── Extracted data
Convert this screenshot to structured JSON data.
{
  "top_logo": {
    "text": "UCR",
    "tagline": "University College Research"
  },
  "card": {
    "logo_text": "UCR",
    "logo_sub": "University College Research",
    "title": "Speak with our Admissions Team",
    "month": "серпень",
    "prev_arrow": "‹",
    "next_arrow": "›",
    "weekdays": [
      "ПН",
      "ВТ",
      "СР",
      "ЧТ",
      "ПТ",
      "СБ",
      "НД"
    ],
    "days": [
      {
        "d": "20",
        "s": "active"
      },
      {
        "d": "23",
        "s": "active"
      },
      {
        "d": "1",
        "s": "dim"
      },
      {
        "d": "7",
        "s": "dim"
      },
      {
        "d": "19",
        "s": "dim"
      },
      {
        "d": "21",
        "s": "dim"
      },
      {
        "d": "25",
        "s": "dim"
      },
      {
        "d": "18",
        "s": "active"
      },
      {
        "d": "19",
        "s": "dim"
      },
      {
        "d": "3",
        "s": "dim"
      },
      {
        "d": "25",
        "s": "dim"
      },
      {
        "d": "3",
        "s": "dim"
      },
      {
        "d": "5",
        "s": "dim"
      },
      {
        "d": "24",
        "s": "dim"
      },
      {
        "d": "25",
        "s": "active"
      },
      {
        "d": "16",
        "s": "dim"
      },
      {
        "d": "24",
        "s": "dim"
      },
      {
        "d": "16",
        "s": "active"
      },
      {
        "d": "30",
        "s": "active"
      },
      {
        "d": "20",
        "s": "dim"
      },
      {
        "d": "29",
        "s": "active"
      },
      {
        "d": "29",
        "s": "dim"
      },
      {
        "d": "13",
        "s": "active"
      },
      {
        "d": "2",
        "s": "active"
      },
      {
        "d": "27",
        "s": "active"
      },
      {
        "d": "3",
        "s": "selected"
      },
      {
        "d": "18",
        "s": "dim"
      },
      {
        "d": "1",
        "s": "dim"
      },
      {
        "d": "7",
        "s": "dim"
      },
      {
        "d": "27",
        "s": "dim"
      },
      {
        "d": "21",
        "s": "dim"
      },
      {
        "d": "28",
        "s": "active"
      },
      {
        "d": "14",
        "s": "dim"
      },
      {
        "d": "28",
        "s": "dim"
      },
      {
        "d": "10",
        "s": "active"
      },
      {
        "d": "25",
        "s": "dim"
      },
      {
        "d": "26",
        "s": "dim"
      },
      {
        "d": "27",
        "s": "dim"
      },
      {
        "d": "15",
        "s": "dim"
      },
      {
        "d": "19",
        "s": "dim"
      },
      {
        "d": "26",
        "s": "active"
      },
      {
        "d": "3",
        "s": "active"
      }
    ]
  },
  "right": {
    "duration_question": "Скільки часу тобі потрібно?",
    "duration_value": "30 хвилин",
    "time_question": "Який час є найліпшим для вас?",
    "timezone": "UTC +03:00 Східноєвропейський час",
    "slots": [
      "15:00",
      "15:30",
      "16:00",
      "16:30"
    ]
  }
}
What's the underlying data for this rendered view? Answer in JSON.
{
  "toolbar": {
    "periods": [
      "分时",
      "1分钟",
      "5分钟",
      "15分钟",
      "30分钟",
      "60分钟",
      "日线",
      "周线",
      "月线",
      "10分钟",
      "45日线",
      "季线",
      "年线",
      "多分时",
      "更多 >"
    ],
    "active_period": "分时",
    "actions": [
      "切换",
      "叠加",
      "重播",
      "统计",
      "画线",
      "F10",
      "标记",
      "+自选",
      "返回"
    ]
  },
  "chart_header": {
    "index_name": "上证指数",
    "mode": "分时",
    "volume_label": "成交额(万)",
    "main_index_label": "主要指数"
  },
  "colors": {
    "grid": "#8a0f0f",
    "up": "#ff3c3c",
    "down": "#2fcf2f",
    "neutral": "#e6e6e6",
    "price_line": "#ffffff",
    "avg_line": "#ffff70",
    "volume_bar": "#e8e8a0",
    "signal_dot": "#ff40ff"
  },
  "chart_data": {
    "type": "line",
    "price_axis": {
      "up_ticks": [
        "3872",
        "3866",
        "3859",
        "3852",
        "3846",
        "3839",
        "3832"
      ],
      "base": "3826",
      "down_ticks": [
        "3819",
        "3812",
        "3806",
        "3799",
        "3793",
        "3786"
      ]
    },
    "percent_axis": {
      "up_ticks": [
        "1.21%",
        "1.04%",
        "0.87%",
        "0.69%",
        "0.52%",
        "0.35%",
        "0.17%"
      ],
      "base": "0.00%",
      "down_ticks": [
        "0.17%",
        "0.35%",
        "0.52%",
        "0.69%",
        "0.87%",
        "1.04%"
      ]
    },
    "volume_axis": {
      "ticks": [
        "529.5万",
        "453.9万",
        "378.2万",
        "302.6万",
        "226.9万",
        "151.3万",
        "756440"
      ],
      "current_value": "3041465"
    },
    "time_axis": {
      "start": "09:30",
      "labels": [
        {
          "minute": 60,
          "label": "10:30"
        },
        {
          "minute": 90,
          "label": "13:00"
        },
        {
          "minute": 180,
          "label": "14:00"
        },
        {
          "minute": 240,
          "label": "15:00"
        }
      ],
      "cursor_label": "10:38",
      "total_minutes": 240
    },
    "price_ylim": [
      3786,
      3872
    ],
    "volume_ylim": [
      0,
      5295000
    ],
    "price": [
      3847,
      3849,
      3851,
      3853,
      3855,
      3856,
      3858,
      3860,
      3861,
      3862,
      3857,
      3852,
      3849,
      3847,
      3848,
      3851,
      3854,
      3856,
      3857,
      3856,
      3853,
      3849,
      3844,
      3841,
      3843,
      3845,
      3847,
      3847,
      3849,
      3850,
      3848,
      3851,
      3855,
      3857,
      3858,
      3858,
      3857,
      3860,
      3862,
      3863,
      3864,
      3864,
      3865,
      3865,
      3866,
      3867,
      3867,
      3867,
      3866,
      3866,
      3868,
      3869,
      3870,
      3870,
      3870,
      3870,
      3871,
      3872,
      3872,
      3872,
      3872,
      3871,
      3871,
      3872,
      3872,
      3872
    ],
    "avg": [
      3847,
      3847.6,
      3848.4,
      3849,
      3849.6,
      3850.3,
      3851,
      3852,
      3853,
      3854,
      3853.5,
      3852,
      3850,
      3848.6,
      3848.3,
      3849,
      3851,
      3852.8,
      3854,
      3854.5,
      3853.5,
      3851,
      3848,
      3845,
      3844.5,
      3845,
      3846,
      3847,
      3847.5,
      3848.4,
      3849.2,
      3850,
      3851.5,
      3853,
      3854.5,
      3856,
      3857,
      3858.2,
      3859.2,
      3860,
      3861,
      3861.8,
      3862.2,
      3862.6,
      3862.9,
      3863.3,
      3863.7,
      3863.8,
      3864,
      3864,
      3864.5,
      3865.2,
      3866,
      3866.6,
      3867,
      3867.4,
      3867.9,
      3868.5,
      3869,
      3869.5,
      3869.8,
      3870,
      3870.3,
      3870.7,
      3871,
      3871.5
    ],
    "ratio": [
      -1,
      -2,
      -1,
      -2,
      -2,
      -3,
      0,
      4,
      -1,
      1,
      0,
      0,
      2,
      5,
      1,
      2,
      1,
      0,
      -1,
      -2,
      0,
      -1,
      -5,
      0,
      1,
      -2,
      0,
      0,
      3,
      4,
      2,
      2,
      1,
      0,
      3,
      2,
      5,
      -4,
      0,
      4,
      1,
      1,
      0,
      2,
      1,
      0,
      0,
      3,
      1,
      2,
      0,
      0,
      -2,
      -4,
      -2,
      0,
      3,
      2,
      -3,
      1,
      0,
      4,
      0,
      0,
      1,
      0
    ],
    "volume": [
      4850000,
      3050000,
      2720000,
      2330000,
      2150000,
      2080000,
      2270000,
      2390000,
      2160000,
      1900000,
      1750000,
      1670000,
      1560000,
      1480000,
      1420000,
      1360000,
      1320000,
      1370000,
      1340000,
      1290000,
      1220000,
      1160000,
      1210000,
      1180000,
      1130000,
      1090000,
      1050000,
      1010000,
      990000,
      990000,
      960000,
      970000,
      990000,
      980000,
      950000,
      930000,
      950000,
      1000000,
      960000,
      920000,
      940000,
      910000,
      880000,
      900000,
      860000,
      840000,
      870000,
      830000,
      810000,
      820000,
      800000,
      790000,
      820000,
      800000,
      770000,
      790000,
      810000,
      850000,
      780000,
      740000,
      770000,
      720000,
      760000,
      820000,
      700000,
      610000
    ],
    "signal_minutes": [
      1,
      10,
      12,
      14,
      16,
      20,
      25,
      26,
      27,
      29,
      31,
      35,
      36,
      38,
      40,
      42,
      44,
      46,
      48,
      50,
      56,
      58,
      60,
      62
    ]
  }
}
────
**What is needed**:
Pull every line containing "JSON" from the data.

**Exercise solution**:
Convert this screenshot to structured JSON data.
What's the underlying data for this rendered view? Answer in JSON.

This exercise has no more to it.